The words “free,” “freedom,” “freely,” and “liberty” ring out 31 times in the United Nations’ Universal Declaration of Human Rights. The same themes course through the archive of Early American documents, the teachings of every great philosopher and religious leader, and biblical texts from Genesis to Revelation. Freedom is so basic to human experience we assume it’s as natural as breathing. The quest to find and protect freedom is so primal it’s imprinted in our DNA. When threatened with its loss, either we fight for it or we take flight to escape its loss.
If you ask a lot of people what it means to be human, they’ll say, “We’re all sinners… we all make mistakes…” You seldom hear, “We’re made to be free.” So many of us have been conditioned to believe sinfulness is our native state that, given a choice between self-destructive behavior and living freely, we naturally choose what enslaves and corrupts us.
Early Christians recognized how easily freedom can be sacrificed or stolen. They understood slave mentality, because they lived in a slaveholding culture and many were actual slaves. Yet the Good News of Jesus upended the idea that enslavement of any kind—even to sin—is a natural state. Indeed, Early Christians believed Jesus restored our freedom and relieved us of sin’s burdens. In Galatians 5:13 we read, “You were called to freedom, brothers and sisters; only don’t let this freedom be an opportunity to indulge your selfish impulses, but serve each other through love.”
Love not only asks us to set aside our selfish ways; it also demands we honor one another’s freedom and dignity. We are built for freedom and if we believe that, then we’re also made to be kind and forgiving and tolerant. So freedom isn’t reckless. Nor is it selfish. It releases us from a mentality that regards all humans as naturally sinful and unworthy. We are all made in the divine image; we are imperfect beings being made perfect. Any notion of inherent ungodliness is foreign to our faith and perpetuating such an idea generates self-fulfilling prophecy. If we tell people (especially young ones) they’re inherently bad they will behave badly. And they’ll question everyone around them. And they’ll feel guilty and worthless. And… and… and…
But what if we remind people they’re free? What if we focus on empowering folks to thrive in freedom to be free? What if we quit being thought and behavior police and instead become bright avatars of truth. “You were called to freedom,” scripture says. What if we not only answered that call?

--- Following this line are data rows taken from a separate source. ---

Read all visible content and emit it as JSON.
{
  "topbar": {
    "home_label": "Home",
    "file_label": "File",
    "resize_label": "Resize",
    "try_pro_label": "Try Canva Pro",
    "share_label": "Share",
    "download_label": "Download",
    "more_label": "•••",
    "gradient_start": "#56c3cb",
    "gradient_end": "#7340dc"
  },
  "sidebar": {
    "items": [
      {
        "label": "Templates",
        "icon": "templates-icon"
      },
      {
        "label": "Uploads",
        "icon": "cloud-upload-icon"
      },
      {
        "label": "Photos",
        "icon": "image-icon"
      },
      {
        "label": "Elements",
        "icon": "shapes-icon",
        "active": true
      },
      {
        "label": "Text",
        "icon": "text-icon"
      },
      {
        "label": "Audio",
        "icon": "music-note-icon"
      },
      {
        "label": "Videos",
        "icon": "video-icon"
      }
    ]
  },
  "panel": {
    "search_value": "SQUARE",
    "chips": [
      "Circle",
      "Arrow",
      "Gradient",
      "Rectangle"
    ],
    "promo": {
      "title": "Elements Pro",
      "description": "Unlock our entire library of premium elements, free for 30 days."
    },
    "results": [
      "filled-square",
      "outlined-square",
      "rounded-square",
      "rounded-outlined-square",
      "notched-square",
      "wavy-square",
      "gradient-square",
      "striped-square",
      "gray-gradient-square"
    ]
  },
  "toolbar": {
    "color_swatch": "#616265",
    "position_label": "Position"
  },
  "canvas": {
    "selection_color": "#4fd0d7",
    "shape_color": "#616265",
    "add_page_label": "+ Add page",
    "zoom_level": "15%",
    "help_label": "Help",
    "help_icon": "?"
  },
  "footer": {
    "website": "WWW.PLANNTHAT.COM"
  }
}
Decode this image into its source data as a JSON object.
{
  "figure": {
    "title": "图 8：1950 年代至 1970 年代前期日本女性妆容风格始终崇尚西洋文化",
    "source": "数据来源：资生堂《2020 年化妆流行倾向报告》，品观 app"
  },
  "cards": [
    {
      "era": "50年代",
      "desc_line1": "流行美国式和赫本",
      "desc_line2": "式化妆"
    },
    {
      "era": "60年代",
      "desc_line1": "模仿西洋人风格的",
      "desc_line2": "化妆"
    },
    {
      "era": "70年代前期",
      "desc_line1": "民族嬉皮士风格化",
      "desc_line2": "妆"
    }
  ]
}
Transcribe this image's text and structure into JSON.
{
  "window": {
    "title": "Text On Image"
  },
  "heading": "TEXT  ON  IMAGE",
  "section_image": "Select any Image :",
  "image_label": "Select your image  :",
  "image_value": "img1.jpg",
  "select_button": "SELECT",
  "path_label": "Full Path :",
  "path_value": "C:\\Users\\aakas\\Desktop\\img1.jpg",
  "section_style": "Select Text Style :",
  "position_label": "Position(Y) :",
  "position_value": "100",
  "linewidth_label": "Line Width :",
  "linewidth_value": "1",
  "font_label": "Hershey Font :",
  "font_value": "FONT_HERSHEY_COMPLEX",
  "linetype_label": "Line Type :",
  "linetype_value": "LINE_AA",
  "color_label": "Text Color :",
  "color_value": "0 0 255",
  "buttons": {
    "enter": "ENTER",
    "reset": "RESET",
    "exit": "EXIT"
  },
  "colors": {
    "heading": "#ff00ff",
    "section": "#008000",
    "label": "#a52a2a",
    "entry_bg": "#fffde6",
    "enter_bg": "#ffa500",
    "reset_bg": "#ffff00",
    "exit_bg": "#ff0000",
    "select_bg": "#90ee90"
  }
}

What if we amplified it in our witness to others?
Freedom sits at the center of this week’s Origins study and its focus on humanity. It also figures prominently in this coming Sunday’s Pride service, “In the Name of Love.” Access the study on Thursday evening, 7:30pm CDT at: https://us02web.zoom.us/j/85212231523?pwd=MC85VzJBVHF2MWYvVXRZcVFLdzJEdz09
Meeting ID: 852 1223 1523; Password: 072524.
Our Pride service premieres on YoutTube on Sunday, June 28, at 5p CDT. Find it on our YouTube page by clicking below.
We need your help!
As we think about the future of Gather, please let us know what gifts you bring and would like to share with the community. There are many roles that have to come together to make Gather happen every week. This includes setup, technical support, worship, managing handouts and information, coordinating drinks, and teardown. We need your help. Please let us know what type of service you’d be interested in!
Watch God Work,
Tim & Shea
As we prepare to become a vibrant worshipping community, we invite you to enjoy a Spotify playlist that captures the kind of worship we hope to embrace. Give it a spin while you’re driving. Make it your workout jam. Add it to your devotional time. Most of all, feel yourself becoming part of a sacred village of believers who love their God and one another!
Check out the Gather Worship Playlist here.